In 2013, the Commission approved restructuring aid for CGD, subject to a restructuring plan and commitments that apply until end-2017. Those state aid measures involved capital injections into CGD in the form of ordinary shares (€0.75 billion) and contingent convertible bonds (€0.9 billion).
According to Portugal, the new recapitalisation has become necessary due to CGD's inability to recognise and adjust to changing and more challenging market conditions in Portugal, which lasted longer than expected, and the low interest rate environment in Europe more generally. The necessary capital injection is slightly lower than estimated at the agreement in principle was reached in August 2016 (€3.9 billion instead of €4.1 billion). This is because the assessment by the current management of CGD completed in mid-February 2017 shows that there were fewer bad loans to provision for than in the first estimates.
The non-confidential version of this decision will be made available under the case number SA.47178 in the State Aid Register on the competition website once any confidentiality issues have been resolved.
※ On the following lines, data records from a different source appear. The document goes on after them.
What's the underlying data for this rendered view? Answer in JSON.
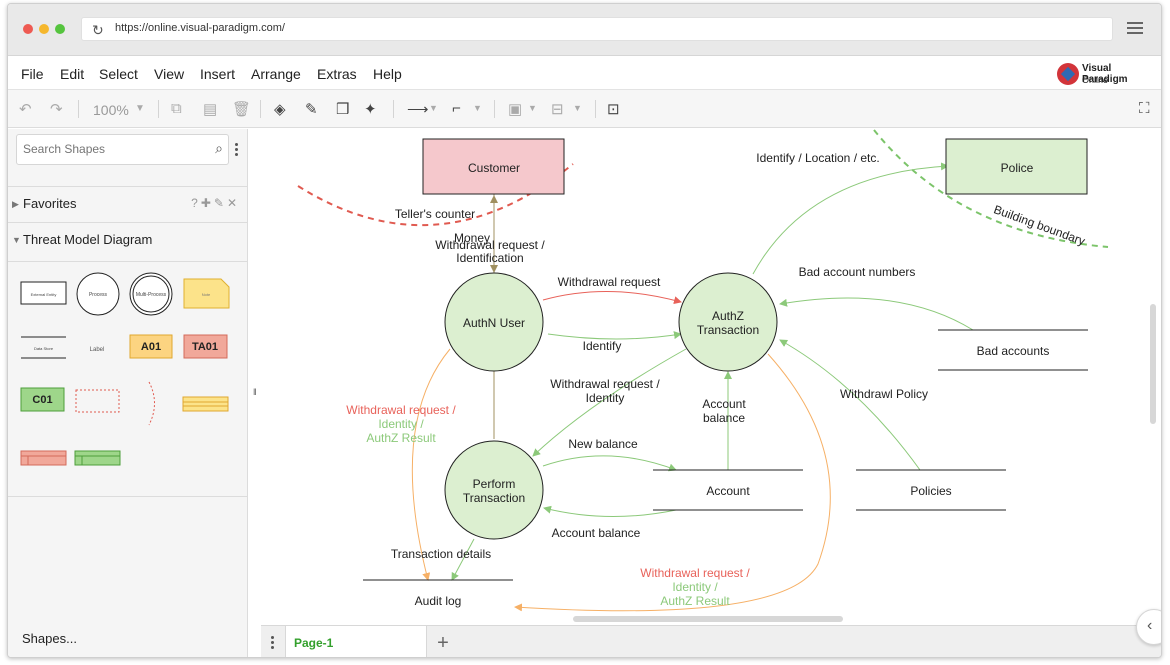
{
  "browser": {
    "url": "https://online.visual-paradigm.com/"
  },
  "menubar": {
    "items": [
      "File",
      "Edit",
      "Select",
      "View",
      "Insert",
      "Arrange",
      "Extras",
      "Help"
    ]
  },
  "logo": {
    "line1": "Visual Paradigm",
    "line2": "Online"
  },
  "toolbar": {
    "zoom": "100%"
  },
  "sidebar": {
    "search_placeholder": "Search Shapes",
    "favorites_label": "Favorites",
    "threat_model_label": "Threat Model Diagram",
    "shapes_footer": "Shapes...",
    "palette": {
      "external": "External Entity",
      "process": "Process",
      "multi_process": "Multi-Process",
      "note": "Note",
      "data_store": "Data Store",
      "label": "Label",
      "a01": "A01",
      "ta01": "TA01",
      "c01": "C01"
    }
  },
  "diagram": {
    "entities": {
      "customer": "Customer",
      "police": "Police"
    },
    "processes": {
      "authn": "AuthN User",
      "authz": [
        "AuthZ",
        "Transaction"
      ],
      "perform": [
        "Perform",
        "Transaction"
      ]
    },
    "stores": {
      "bad_accounts": "Bad accounts",
      "account": "Account",
      "policies": "Policies",
      "audit_log": "Audit log"
    },
    "boundaries": {
      "teller": "Teller's counter",
      "building": "Building boundary"
    },
    "flows": {
      "identify_location": "Identify / Location / etc.",
      "money": "Money",
      "withdrawal_identification": [
        "Withdrawal request /",
        "Identification"
      ],
      "withdrawal_request": "Withdrawal request",
      "bad_account_numbers": "Bad account numbers",
      "identify": "Identify",
      "withdrawal_identity": [
        "Withdrawal request /",
        "Identity"
      ],
      "account_balance_up": [
        "Account",
        "balance"
      ],
      "withdrawl_policy": "Withdrawl Policy",
      "new_balance": "New balance",
      "account_balance": "Account balance",
      "transaction_details": "Transaction details",
      "left_withdrawal_line1": "Withdrawal request /",
      "left_withdrawal_line2": "Identity /",
      "left_withdrawal_line3": "AuthZ Result",
      "bottom_withdrawal_line1": "Withdrawal request /",
      "bottom_withdrawal_line2": "Identity /",
      "bottom_withdrawal_line3": "AuthZ Result"
    }
  },
  "pages": {
    "active": "Page-1"
  },
  "colors": {
    "red_flow": "#e8625a",
    "green_flow": "#8cc97a",
    "orange_flow": "#f6b066",
    "green_tab": "#33a02c"
  }
}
New publications of state aid decisions on the internet and in the Official Journal are listed in the State Aid Weekly e-News.